An Auger, The Best Purchase of 2018

One of the best purchases I made last year was an auger that I could attach to a cordless drill, a thought that hit me as I was dividing abandoned ‘Grand Primo’ Narcissus I discovered on an abandoned backroad.  Two clumps became 107 bulbs in a matter of minutes, and I wanted to get them in the ground as soon as possible. The auger and drill came out, and the task was completed in under an hour.

Narcissus tazetta  ‘Grand Primo’ is one of the few Narcissus that is very persistent in the deep south. Scapes are adorned with over half a dozen petticoat-shaped flowers. Note other attributes like bright orange pollen and the corona that fades from butter yellow to off-white over time.

Narcissus tazetta ‘Grand Primo’ is one of the few Narcissus that is very persistent in the deep south. Scapes are adorned with over half a dozen petticoat-shaped flowers. Note other attributes like bright orange pollen and the corona that fades from butter yellow to off-white over time.

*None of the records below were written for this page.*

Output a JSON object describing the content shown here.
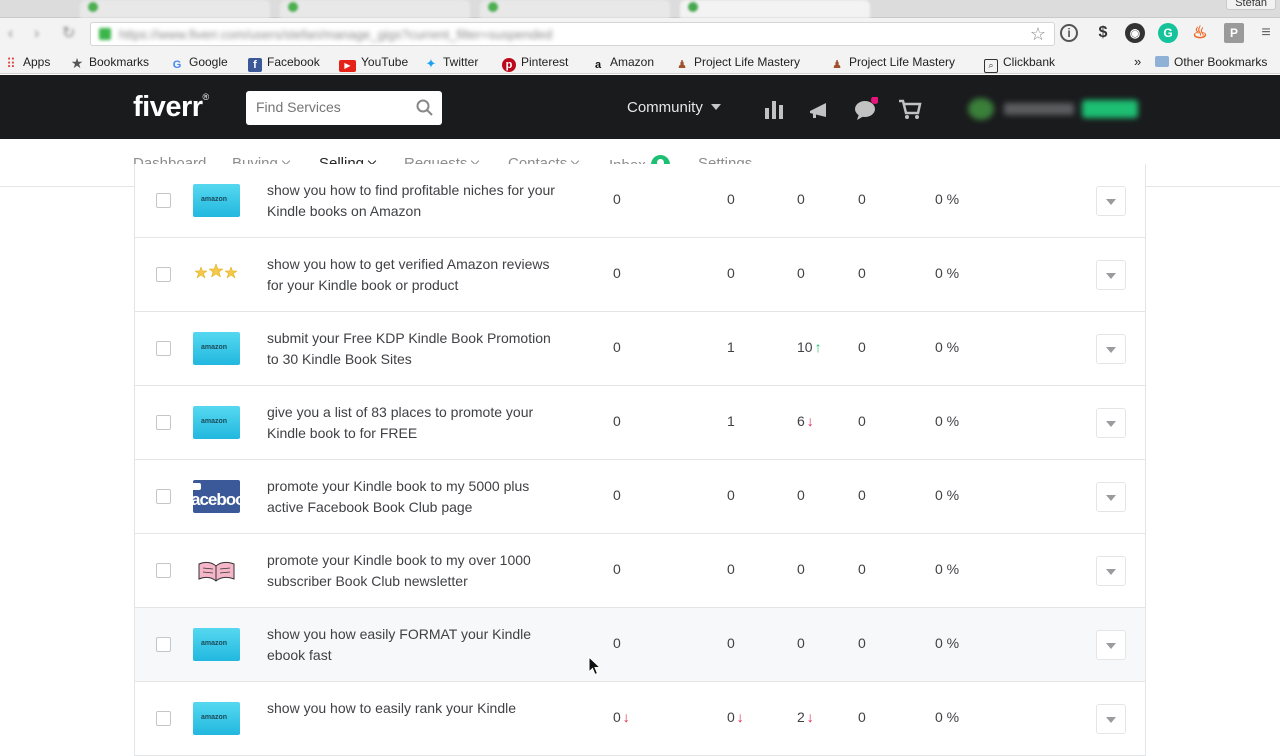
{
  "browser": {
    "user_name": "Stefan",
    "bookmarks": [
      {
        "label": "Apps",
        "icon": "apps-grid-icon"
      },
      {
        "label": "Bookmarks",
        "icon": "star-icon"
      },
      {
        "label": "Google",
        "icon": "google-icon"
      },
      {
        "label": "Facebook",
        "icon": "facebook-icon"
      },
      {
        "label": "YouTube",
        "icon": "youtube-icon"
      },
      {
        "label": "Twitter",
        "icon": "twitter-icon"
      },
      {
        "label": "Pinterest",
        "icon": "pinterest-icon"
      },
      {
        "label": "Amazon",
        "icon": "amazon-icon"
      },
      {
        "label": "Project Life Mastery",
        "icon": "plm-icon"
      },
      {
        "label": "Project Life Mastery",
        "icon": "plm-icon"
      },
      {
        "label": "Clickbank",
        "icon": "clickbank-icon"
      }
    ],
    "overflow": "»",
    "other_bookmarks": "Other Bookmarks"
  },
  "header": {
    "logo": "fiverr",
    "logo_mark": "®",
    "search_placeholder": "Find Services",
    "community": "Community"
  },
  "subnav": {
    "dashboard": "Dashboard",
    "buying": "Buying",
    "selling": "Selling",
    "requests": "Requests",
    "contacts": "Contacts",
    "inbox": "Inbox",
    "settings": "Settings"
  },
  "colors": {
    "header_bg": "#1a1b1d",
    "accent_green": "#1dbf73",
    "trend_up": "#1dbf73",
    "trend_down": "#e0224a"
  },
  "gigs": [
    {
      "title": "show you how to find profitable niches for your Kindle books on Amazon",
      "thumb": "amazon",
      "c1": "0",
      "c2": "0",
      "c3": "0",
      "c4": "0",
      "c5": "0 %",
      "trend": ""
    },
    {
      "title": "show you how to get verified Amazon reviews for your Kindle book or product",
      "thumb": "stars",
      "c1": "0",
      "c2": "0",
      "c3": "0",
      "c4": "0",
      "c5": "0 %",
      "trend": ""
    },
    {
      "title": "submit your Free KDP Kindle Book Promotion to 30 Kindle Book Sites",
      "thumb": "amazon",
      "c1": "0",
      "c2": "1",
      "c3": "10",
      "c4": "0",
      "c5": "0 %",
      "trend": "up"
    },
    {
      "title": "give you a list of 83 places to promote your Kindle book to for FREE",
      "thumb": "amazon",
      "c1": "0",
      "c2": "1",
      "c3": "6",
      "c4": "0",
      "c5": "0 %",
      "trend": "down"
    },
    {
      "title": "promote your Kindle book to my 5000 plus active Facebook Book Club page",
      "thumb": "facebook",
      "c1": "0",
      "c2": "0",
      "c3": "0",
      "c4": "0",
      "c5": "0 %",
      "trend": ""
    },
    {
      "title": "promote your Kindle book to my over 1000 subscriber Book Club newsletter",
      "thumb": "bookclub",
      "c1": "0",
      "c2": "0",
      "c3": "0",
      "c4": "0",
      "c5": "0 %",
      "trend": ""
    },
    {
      "title": "show you how easily FORMAT your Kindle ebook fast",
      "thumb": "amazon",
      "c1": "0",
      "c2": "0",
      "c3": "0",
      "c4": "0",
      "c5": "0 %",
      "trend": "",
      "hover": true
    },
    {
      "title": "show you how to easily rank your Kindle",
      "thumb": "amazon",
      "c1": "0",
      "c2": "0",
      "c3": "2",
      "c4": "0",
      "c5": "0 %",
      "trend": "down",
      "c1_trend": "down",
      "c2_trend": "down"
    }
  ]
}
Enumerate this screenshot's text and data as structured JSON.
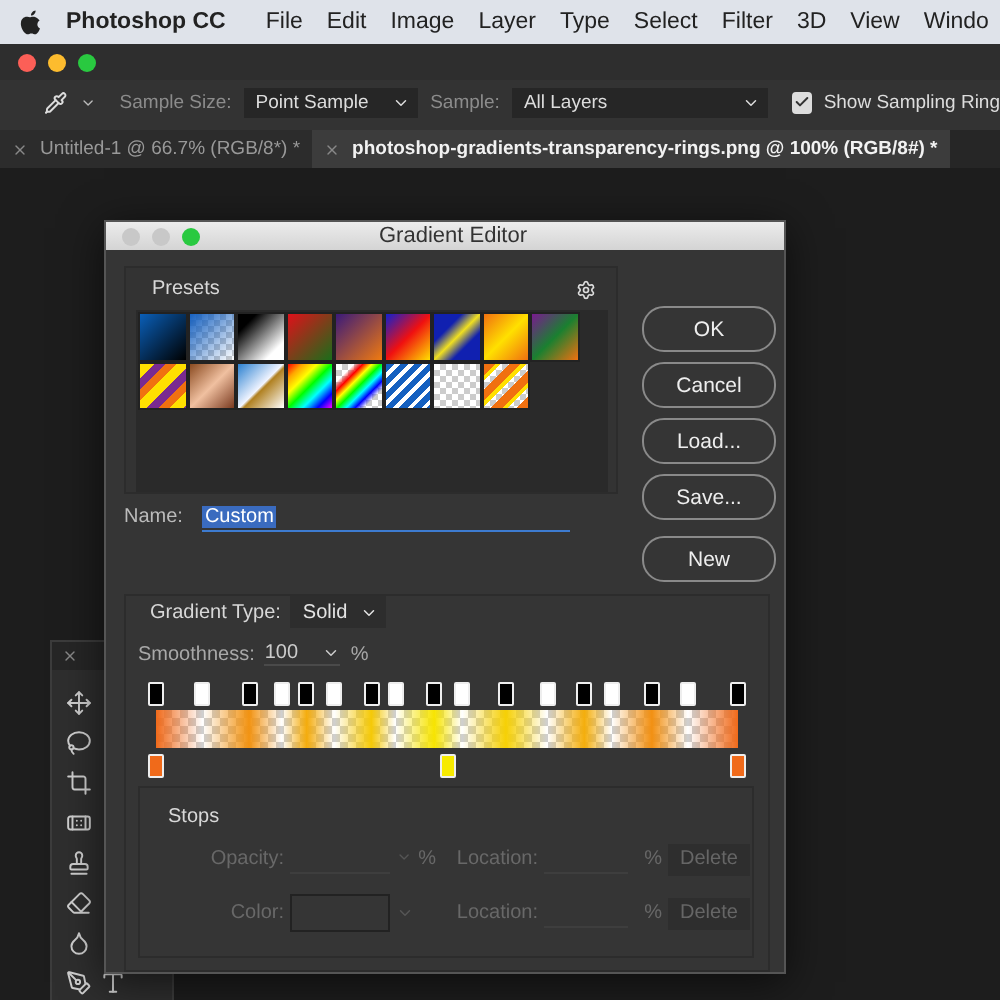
{
  "menu_bar": {
    "app": "Photoshop CC",
    "items": [
      "File",
      "Edit",
      "Image",
      "Layer",
      "Type",
      "Select",
      "Filter",
      "3D",
      "View",
      "Windo"
    ]
  },
  "options_bar": {
    "sample_size": {
      "label": "Sample Size:",
      "value": "Point Sample"
    },
    "sample": {
      "label": "Sample:",
      "value": "All Layers"
    },
    "show_sampling_ring": {
      "label": "Show Sampling Ring",
      "checked": true
    }
  },
  "document_tabs": [
    {
      "label": "Untitled-1 @ 66.7% (RGB/8*) *",
      "selected": false
    },
    {
      "label": "photoshop-gradients-transparency-rings.png @ 100% (RGB/8#) *",
      "selected": true
    }
  ],
  "dialog": {
    "title": "Gradient Editor",
    "presets_label": "Presets",
    "buttons": [
      "OK",
      "Cancel",
      "Load...",
      "Save..."
    ],
    "new_button": "New",
    "name": {
      "label": "Name:",
      "value": "Custom"
    },
    "gradient_type": {
      "label": "Gradient Type:",
      "value": "Solid"
    },
    "smoothness": {
      "label": "Smoothness:",
      "value": "100",
      "unit": "%"
    },
    "opacity_stops": [
      {
        "level": 0,
        "opaque": true
      },
      {
        "level": 0.08,
        "opaque": false
      },
      {
        "level": 0.16,
        "opaque": true
      },
      {
        "level": 0.216,
        "opaque": false
      },
      {
        "level": 0.259,
        "opaque": true
      },
      {
        "level": 0.306,
        "opaque": false
      },
      {
        "level": 0.37,
        "opaque": true
      },
      {
        "level": 0.411,
        "opaque": false
      },
      {
        "level": 0.478,
        "opaque": true
      },
      {
        "level": 0.526,
        "opaque": false
      },
      {
        "level": 0.601,
        "opaque": true
      },
      {
        "level": 0.672,
        "opaque": false
      },
      {
        "level": 0.736,
        "opaque": true
      },
      {
        "level": 0.783,
        "opaque": false
      },
      {
        "level": 0.852,
        "opaque": true
      },
      {
        "level": 0.914,
        "opaque": false
      },
      {
        "level": 1,
        "opaque": true
      }
    ],
    "color_stops": [
      {
        "level": 0,
        "color": "#f06a1a"
      },
      {
        "level": 0.5,
        "color": "#f7ea00"
      },
      {
        "level": 1,
        "color": "#f06a1a"
      }
    ],
    "stops": {
      "title": "Stops",
      "rows": [
        {
          "kind": "opacity",
          "label": "Opacity:",
          "unit": "%",
          "location_label": "Location:",
          "location_unit": "%",
          "delete": "Delete",
          "disabled": true
        },
        {
          "kind": "color",
          "label": "Color:",
          "location_label": "Location:",
          "location_unit": "%",
          "delete": "Delete",
          "disabled": true
        }
      ]
    }
  }
}
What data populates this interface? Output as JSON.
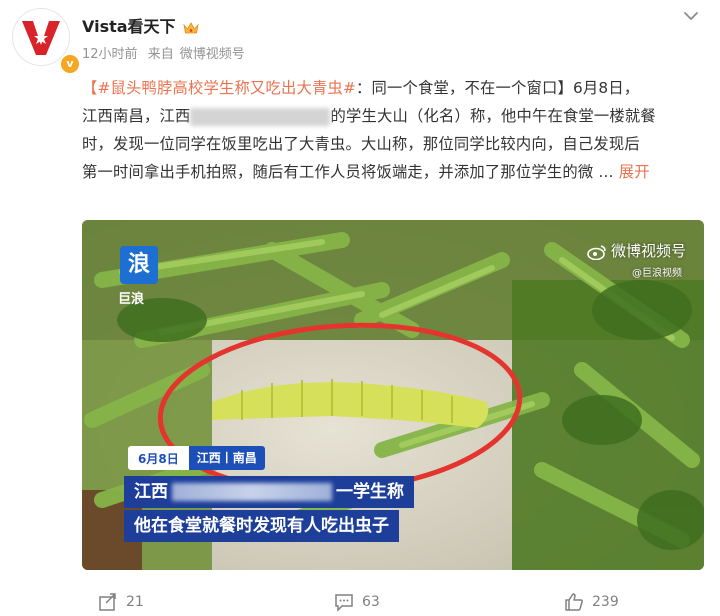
{
  "user": {
    "name": "Vista看天下",
    "time": "12小时前",
    "source_prefix": "来自",
    "source": "微博视频号"
  },
  "post": {
    "topic": "【#鼠头鸭脖高校学生称又吃出大青虫#",
    "line1_rest": "：同一个食堂，不在一个窗口】6月8日，",
    "line2a": "江西南昌，江西",
    "line2b": "的学生大山（化名）称，他中午在食堂一楼就餐",
    "line3": "时，发现一位同学在饭里吃出了大青虫。大山称，那位同学比较内向，自己发现后",
    "line4": "第一时间拿出手机拍照，随后有工作人员将饭端走，并添加了那位学生的微 ...",
    "expand_label": "展开"
  },
  "video": {
    "logo_char": "浪",
    "logo_text": "巨浪",
    "watermark": "微博视频号",
    "watermark_sub": "@巨浪视频",
    "date": "6月8日",
    "location": "江西丨南昌",
    "caption1_a": "江西",
    "caption1_b": "一学生称",
    "caption2": "他在食堂就餐时发现有人吃出虫子"
  },
  "footer": {
    "share_count": "21",
    "comment_count": "63",
    "like_count": "239"
  },
  "colors": {
    "accent": "#eb7350",
    "caption_bg": "#1d3f9a"
  }
}
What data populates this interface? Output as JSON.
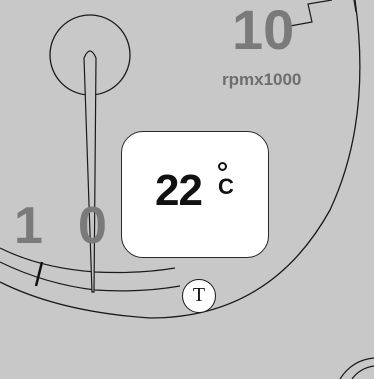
{
  "gauge": {
    "scale_top_label": "10",
    "unit_label": "rpmx1000",
    "scale_left_label_a": "1",
    "scale_left_label_b": "0"
  },
  "temperature": {
    "value": "22",
    "unit": "C"
  },
  "badge": {
    "label": "T"
  }
}
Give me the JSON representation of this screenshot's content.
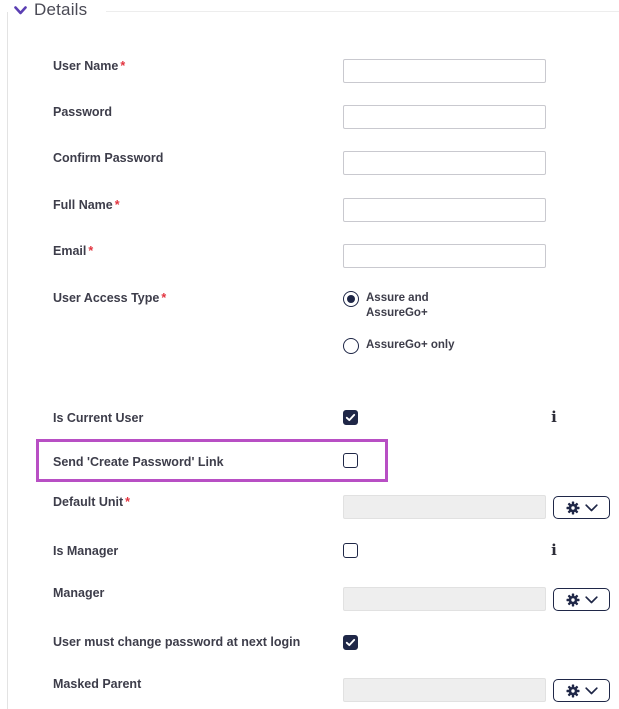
{
  "section": {
    "title": "Details"
  },
  "fields": {
    "user_name": {
      "label": "User Name",
      "required_mark": "*",
      "value": ""
    },
    "password": {
      "label": "Password",
      "value": ""
    },
    "confirm_password": {
      "label": "Confirm Password",
      "value": ""
    },
    "full_name": {
      "label": "Full Name",
      "required_mark": "*",
      "value": ""
    },
    "email": {
      "label": "Email",
      "required_mark": "*",
      "value": ""
    },
    "user_access_type": {
      "label": "User Access Type",
      "required_mark": "*",
      "options": [
        {
          "label": "Assure and AssureGo+",
          "selected": true
        },
        {
          "label": "AssureGo+ only",
          "selected": false
        }
      ]
    },
    "is_current_user": {
      "label": "Is Current User",
      "checked": true
    },
    "send_create_password_link": {
      "label": "Send 'Create Password' Link",
      "checked": false
    },
    "default_unit": {
      "label": "Default Unit",
      "required_mark": "*",
      "value": ""
    },
    "is_manager": {
      "label": "Is Manager",
      "checked": false
    },
    "manager": {
      "label": "Manager",
      "value": ""
    },
    "must_change_password": {
      "label": "User must change password at next login",
      "checked": true
    },
    "masked_parent": {
      "label": "Masked Parent",
      "value": ""
    }
  },
  "icons": {
    "section_toggle": "chevron-down-icon",
    "info": "info-icon",
    "lookup_settings": "gear-icon",
    "lookup_dropdown": "chevron-down-icon"
  },
  "colors": {
    "accent": "#5b3fb3",
    "control_dark": "#1f2747",
    "required": "#e2343f",
    "highlight": "#b84fc4",
    "disabled_fill": "#eeeeee"
  }
}
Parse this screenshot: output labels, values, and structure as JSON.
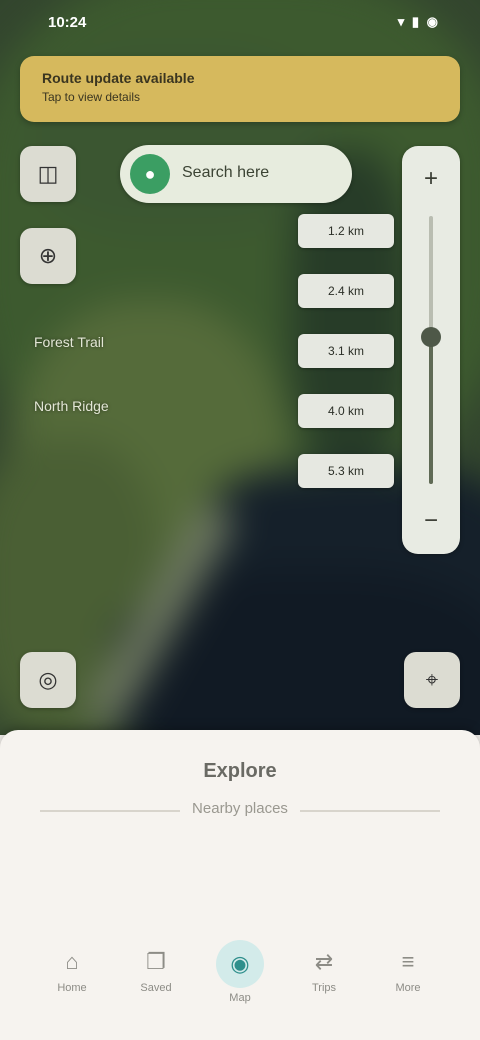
{
  "status_bar": {
    "time": "10:24",
    "icons": "▾ ▮ ◉"
  },
  "banner": {
    "title": "Route update available",
    "subtitle": "Tap to view details"
  },
  "search": {
    "icon": "location-pin-icon",
    "text": "Search here"
  },
  "map": {
    "labels": [
      "Forest Trail",
      "North Ridge"
    ],
    "buttons": {
      "layers_icon": "layers-icon",
      "compass_icon": "compass-icon",
      "locate_left_icon": "recenter-icon",
      "locate_right_icon": "my-location-icon"
    }
  },
  "route_steps": [
    "1.2 km",
    "2.4 km",
    "3.1 km",
    "4.0 km",
    "5.3 km"
  ],
  "zoom": {
    "level_fraction": 0.55,
    "in_label": "+",
    "out_label": "−"
  },
  "sheet": {
    "title": "Explore",
    "subtitle": "Nearby places"
  },
  "bottom_nav": {
    "items": [
      {
        "label": "Home",
        "icon": "home-icon",
        "glyph": "⌂"
      },
      {
        "label": "Saved",
        "icon": "bookmark-icon",
        "glyph": "❐"
      },
      {
        "label": "Map",
        "icon": "map-icon",
        "glyph": "◉",
        "active": true
      },
      {
        "label": "Trips",
        "icon": "route-icon",
        "glyph": "⇄"
      },
      {
        "label": "More",
        "icon": "menu-icon",
        "glyph": "≡"
      }
    ]
  },
  "colors": {
    "banner": "#d6b95d",
    "accent": "#2f8f8c",
    "search_dot": "#3b9e63"
  }
}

The ingenious idea was from Thomas Rainer.  We both were presenting at the Speaking of Gardening event in Asheville two years ago, and he mentioned getting one for planting the deep-rooted landscape plugs.

Several months later, I remembered browsing Amazon one night to purchase the thing.  When it came, I tried it out, and I was immediately impressed.  As someone who suffers from carpal tunnel in my wrists, using a trowel over and over again leaves my hand in pain after planting.  Now, I hook the auger up to a cordless drill, zip zip zip, and I’m ready to plant 50 plugs! I find that even the three-inch pot size will easily fit into a shallow excavated hole.

We bought one for school, and the students immediately fell in love with it, too.  I also convinced my parents to get one for planting bulbs.  

The biggest problem I encounter using the auger is roots.  In plain soil, it will go down without a problem, but roots often cause it to jerk around or just stop.  Also, safety note:  I find it best to hold it with both hands.  If you’re concerned about it whipping on you, get one of the two-handled drills.  I would especially recommend that option if you use a corded drill.

I know many advise dividing  Narcissus  once dormant, but I’ve had success moving them in the green. In this image you can see the circular holes made by the auger and my attempts to get the bulbs to the same depth. After sticking them in the hole, I use a hoe to replace the soil back.

I know many advise dividing Narcissus once dormant, but I’ve had success moving them in the green. In this image you can see the circular holes made by the auger and my attempts to get the bulbs to the same depth. After sticking them in the hole, I use a hoe to replace the soil back.